Ugandans Rise up to the Economic Challenge during COVID-19

In March, the Corona virus that begun in Wuhan China was pronounced a pandemic posing a threat to the whole world. The President of Uganda, H.E Yoweri Kaguta Museveni then pronounced a lock down on the whole country, sending students back home, public transport put on hold, and work places temporarily shut down. Many begun to wonder where they would get income to feed their children and families. One Habiba. Nalubega says, “Since some of my relatives could not support themselves, they had to come to stay with us.” She continued to say that the cost of living had increased and yet their shop from which they earned a living was still closed.

Such is the case for many Ugandans but also some rose up to the challenge and begun to build new businesses and ideas. Jennifer. Anek, 26 year old citizen of Ugandan said, “During the lock down I realised I have always had a passion to cook, so I began a catering business; Jenny’s Kitchen.” She continued to say that with the help of her phone and the internet, she posted a few pictures of her delicious meals which caught the eye of many and they began to make orders. With time the business grew. “Now cook for small events like baby showers, birthdays and more.”
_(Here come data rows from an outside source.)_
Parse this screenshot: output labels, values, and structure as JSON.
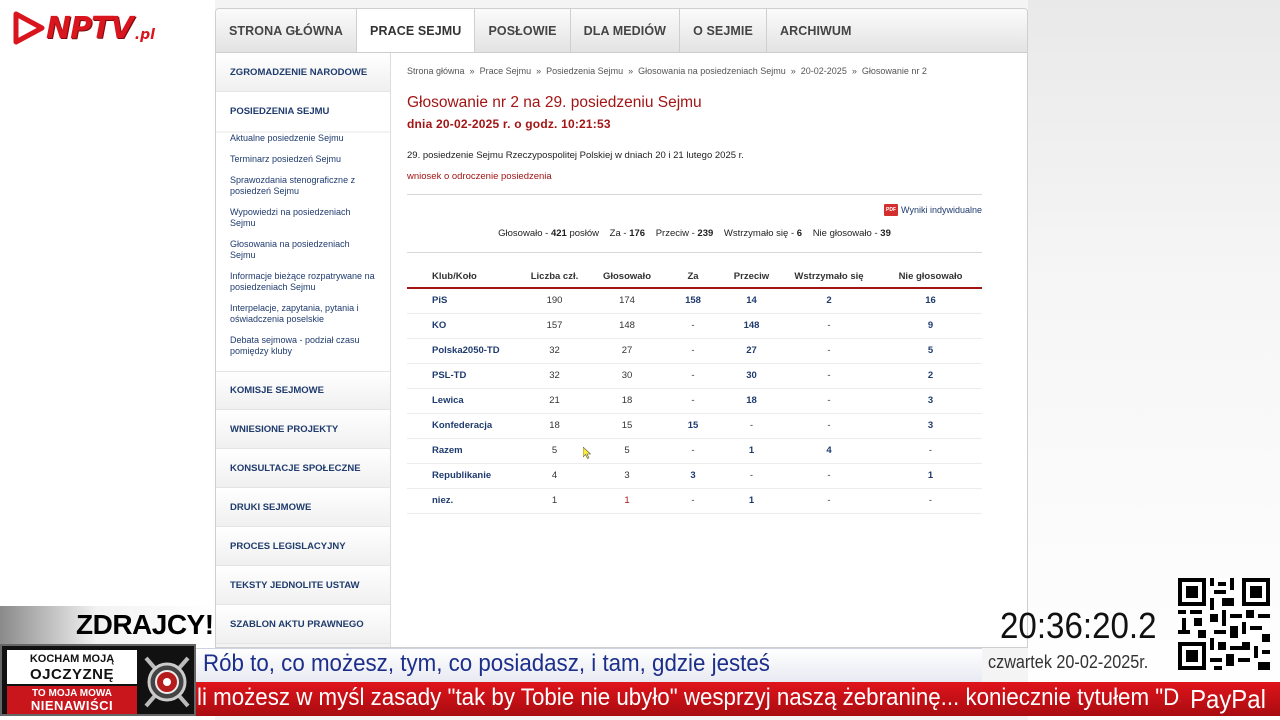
{
  "logo": {
    "text": "NPTV",
    "suffix": ".pl"
  },
  "topnav": [
    {
      "label": "STRONA GŁÓWNA",
      "active": false
    },
    {
      "label": "PRACE SEJMU",
      "active": true
    },
    {
      "label": "POSŁOWIE",
      "active": false
    },
    {
      "label": "DLA MEDIÓW",
      "active": false
    },
    {
      "label": "O SEJMIE",
      "active": false
    },
    {
      "label": "ARCHIWUM",
      "active": false
    }
  ],
  "sidebar": {
    "zgromadzenie": "ZGROMADZENIE NARODOWE",
    "posiedzenia": "POSIEDZENIA SEJMU",
    "sub_links": [
      "Aktualne posiedzenie Sejmu",
      "Terminarz posiedzeń Sejmu",
      "Sprawozdania stenograficzne z posiedzeń Sejmu",
      "Wypowiedzi na posiedzeniach Sejmu",
      "Głosowania na posiedzeniach Sejmu",
      "Informacje bieżące rozpatrywane na posiedzeniach Sejmu",
      "Interpelacje, zapytania, pytania i oświadczenia poselskie",
      "Debata sejmowa - podział czasu pomiędzy kluby"
    ],
    "sections": [
      "KOMISJE SEJMOWE",
      "WNIESIONE PROJEKTY",
      "KONSULTACJE SPOŁECZNE",
      "DRUKI SEJMOWE",
      "PROCES LEGISLACYJNY",
      "TEKSTY JEDNOLITE USTAW",
      "SZABLON AKTU PRAWNEGO"
    ]
  },
  "breadcrumb": [
    "Strona główna",
    "Prace Sejmu",
    "Posiedzenia Sejmu",
    "Głosowania na posiedzeniach Sejmu",
    "20-02-2025",
    "Głosowanie nr 2"
  ],
  "breadcrumb_sep": "»",
  "content": {
    "title": "Głosowanie nr 2 na 29. posiedzeniu Sejmu",
    "subtitle": "dnia 20-02-2025 r. o godz. 10:21:53",
    "description": "29. posiedzenie Sejmu Rzeczypospolitej Polskiej w dniach 20 i 21 lutego 2025 r.",
    "motion": "wniosek o odroczenie posiedzenia",
    "individual_results": "Wyniki indywidualne",
    "pdf_label": "PDF"
  },
  "summary": {
    "voted_label": "Głosowało -",
    "voted": "421",
    "voted_unit": "posłów",
    "za_label": "Za -",
    "za": "176",
    "przeciw_label": "Przeciw -",
    "przeciw": "239",
    "wstrzymalo_label": "Wstrzymało się -",
    "wstrzymalo": "6",
    "nie_label": "Nie głosowało -",
    "nie": "39"
  },
  "table": {
    "headers": [
      "Klub/Koło",
      "Liczba czł.",
      "Głosowało",
      "Za",
      "Przeciw",
      "Wstrzymało się",
      "Nie głosowało"
    ],
    "rows": [
      [
        "PiS",
        "190",
        "174",
        "158",
        "14",
        "2",
        "16"
      ],
      [
        "KO",
        "157",
        "148",
        "-",
        "148",
        "-",
        "9"
      ],
      [
        "Polska2050-TD",
        "32",
        "27",
        "-",
        "27",
        "-",
        "5"
      ],
      [
        "PSL-TD",
        "32",
        "30",
        "-",
        "30",
        "-",
        "2"
      ],
      [
        "Lewica",
        "21",
        "18",
        "-",
        "18",
        "-",
        "3"
      ],
      [
        "Konfederacja",
        "18",
        "15",
        "15",
        "-",
        "-",
        "3"
      ],
      [
        "Razem",
        "5",
        "5",
        "-",
        "1",
        "4",
        "-"
      ],
      [
        "Republikanie",
        "4",
        "3",
        "3",
        "-",
        "-",
        "1"
      ],
      [
        "niez.",
        "1",
        "1",
        "-",
        "1",
        "-",
        "-"
      ]
    ]
  },
  "overlay": {
    "headline": "ZDRAJCY!",
    "clock": "20:36:20.2",
    "date": "czwartek 20-02-2025r.",
    "ticker_blue": "Rób to, co możesz, tym, co posiadasz, i tam, gdzie jesteś",
    "ticker_red": "li możesz w myśl zasady \"tak by Tobie nie ubyło\" wesprzyj naszą żebraninę... koniecznie tytułem \"Darowizna\"",
    "paypal": "PayPal",
    "badge_line1": "KOCHAM MOJĄ",
    "badge_line2": "OJCZYZNĘ",
    "badge_line3": "TO MOJA MOWA",
    "badge_line4": "NIENAWIŚCI"
  },
  "colors": {
    "brand_red": "#a31515",
    "link_blue": "#1f3b6e",
    "ticker_red": "#d0121a",
    "ticker_blue_text": "#1c2f8a"
  }
}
Many Ugandans had to take up the challenge to learn how to use the internet and scout for customers. I ordered an Uber and for the first time my driver was a lady. When I asked her how long she had been working for Uber, she confirmed that she begun during the lock down. “I heard from a friend that people are being recruited to work for Uber, so I signed up to work instead of sitting at home lamenting about the situation.”To many the Pandemic has been a blow in face after jotting down New Year resolutions and having to put them on hold. But, for those who refused the situation to keep them down, they have tried out something new. John Robert a student from Makerere University doing business says that this period gave him a chance to develop a foundation that seeks to reach out to the community with specific interest in children. “We have given food to children in the ghetto during this period,” he says.
“The period has also taught me more about the business world and job market more than class has.” he continued to say. Running a marketing agency, he and his colleagues have been able to adapt to new marketing channels that is to say digital marketing, increasing sales for many businesses, branding and customer engagement.
As goods are not being imported anymore, more so from China which and been Uganda’s main source of products, market for locally manufactured goods is now available. It is also a call to the media to give locals publicity for their products to raise Uganda and Africa economically.